mormon missionariesThe Church of Jesus Christ of Latter-day Saints announced last week it will create 58 new missions in response to a recent surge in missionary applications.

The news comes after an announcement made by President Thomas S. Monson, leader of the Mormon Church, last October in which the minimum age for young men and young women was lowered to age 18 and 19, respectively. Since then, the Church has seen an immense response from young men and women throughout the world who previously left for missionary service at age 19 (for young men) and age 21 (for young women).

Missionary service is an integral part of the Mormon Church. There are tens of thousands of Mormon missionaries throughout the world that serve in pairs, teaching individuals and families about the gospel of Jesus Christ.

A mission is defined as a geographical area which is presided over by a mission president. Several hundred missionaries will be assigned to each mission. With the increase of 58 new missions, that brings the total to 405.

The new missions include:

Pope Benedict XVI Resigns, How Does it Work With the Mormon Prophet?

pope benedict
Via ABC News

Various news outlets reported this morning that Pope Benedict XVI has chosen to resign from his position in the Catholic Church.
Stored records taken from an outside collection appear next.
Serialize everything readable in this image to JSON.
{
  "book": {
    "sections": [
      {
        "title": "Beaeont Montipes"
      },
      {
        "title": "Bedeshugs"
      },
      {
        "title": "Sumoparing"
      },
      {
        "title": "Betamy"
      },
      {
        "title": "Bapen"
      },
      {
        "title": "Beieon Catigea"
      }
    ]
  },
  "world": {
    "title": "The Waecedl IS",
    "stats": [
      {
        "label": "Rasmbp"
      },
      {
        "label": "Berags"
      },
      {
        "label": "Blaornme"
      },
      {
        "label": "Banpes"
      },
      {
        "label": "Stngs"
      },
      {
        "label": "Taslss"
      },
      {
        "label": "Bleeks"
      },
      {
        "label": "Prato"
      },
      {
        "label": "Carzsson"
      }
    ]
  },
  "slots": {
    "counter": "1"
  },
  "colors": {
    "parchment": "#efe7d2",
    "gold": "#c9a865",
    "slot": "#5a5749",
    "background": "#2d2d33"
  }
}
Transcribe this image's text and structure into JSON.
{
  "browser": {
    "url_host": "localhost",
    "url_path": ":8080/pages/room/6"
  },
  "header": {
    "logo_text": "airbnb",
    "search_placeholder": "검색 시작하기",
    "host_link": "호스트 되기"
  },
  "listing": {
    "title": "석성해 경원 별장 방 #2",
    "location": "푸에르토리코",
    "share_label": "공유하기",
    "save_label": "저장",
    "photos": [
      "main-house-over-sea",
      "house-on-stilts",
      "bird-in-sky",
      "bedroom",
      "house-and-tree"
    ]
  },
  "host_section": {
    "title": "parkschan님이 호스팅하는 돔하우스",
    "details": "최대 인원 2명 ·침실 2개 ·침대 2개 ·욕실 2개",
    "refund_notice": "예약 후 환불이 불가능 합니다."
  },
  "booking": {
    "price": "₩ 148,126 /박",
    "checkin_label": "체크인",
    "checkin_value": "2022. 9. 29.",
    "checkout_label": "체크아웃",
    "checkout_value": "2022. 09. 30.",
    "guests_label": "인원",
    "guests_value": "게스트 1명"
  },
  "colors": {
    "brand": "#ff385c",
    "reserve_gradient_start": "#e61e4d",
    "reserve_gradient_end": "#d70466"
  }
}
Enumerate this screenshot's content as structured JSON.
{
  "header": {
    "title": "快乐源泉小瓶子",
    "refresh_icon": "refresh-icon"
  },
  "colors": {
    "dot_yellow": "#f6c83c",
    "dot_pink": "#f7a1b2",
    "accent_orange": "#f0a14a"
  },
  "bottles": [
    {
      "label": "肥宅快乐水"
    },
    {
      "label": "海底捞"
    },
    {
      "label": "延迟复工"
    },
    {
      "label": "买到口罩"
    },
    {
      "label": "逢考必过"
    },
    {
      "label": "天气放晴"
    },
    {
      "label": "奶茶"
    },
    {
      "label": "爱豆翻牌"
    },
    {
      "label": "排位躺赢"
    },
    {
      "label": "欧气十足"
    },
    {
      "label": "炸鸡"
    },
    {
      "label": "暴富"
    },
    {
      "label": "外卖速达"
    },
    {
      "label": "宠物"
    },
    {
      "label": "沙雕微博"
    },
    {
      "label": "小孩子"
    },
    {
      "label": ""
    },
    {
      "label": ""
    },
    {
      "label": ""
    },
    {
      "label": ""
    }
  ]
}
As one of the largest religions in the world this is certainly a significant announcement, so it’s no wonder the story has been so widely covered.

The Church of Jesus Christ of Latter-day Saints, or Mormon Church, has a leader who leads the Church world-wide as well. Mormons do not refer to their leader as the Pope, but rather the President or prophet. There have been 16 prophets of the Mormon Church since its founding in April 1830, but Mormons really see today’s modern-day prophets as a continuation of the type of leadership God has always had on the earth with prophets that lead His Church (think Moses or Abraham, or even Peter).

president thomas s monson
President Thomas S. Monson

The current prophet of The Church of Jesus Christ of Latter-day Saints is Thomas S. Monson. He has been president of the Church for 5 years and succeeded the late Gordon B. Hinckley.

It’s not my place to comment on the Pope’s decision. But I thought I would take a moment to discuss how succession of leadership works in the Mormon Church.

The prophet and president of The Church of Jesus Christ of Latter-day Saints is the leader of the entire Church. He appoints two counselors to assist him in his calling. He serves in that position until he passes away. The next prophet is chosen from the Quorum of the Twelve Apostles (a group of 12 men who help govern the church, just like the 12 apostles Jesus called in His time). The current president of that quorum at the time of the prophet’s death becomes the next leader of the Mormon Church. It’s a very simple, straightforward process.

In my lifetime I’ve witnessed this transition of leadership several times. Even though the Church always knows who the next leader will be, it’s inspiring to see the new president take that position. I wish the best to the Catholic Church as they accept a new leader in the coming weeks.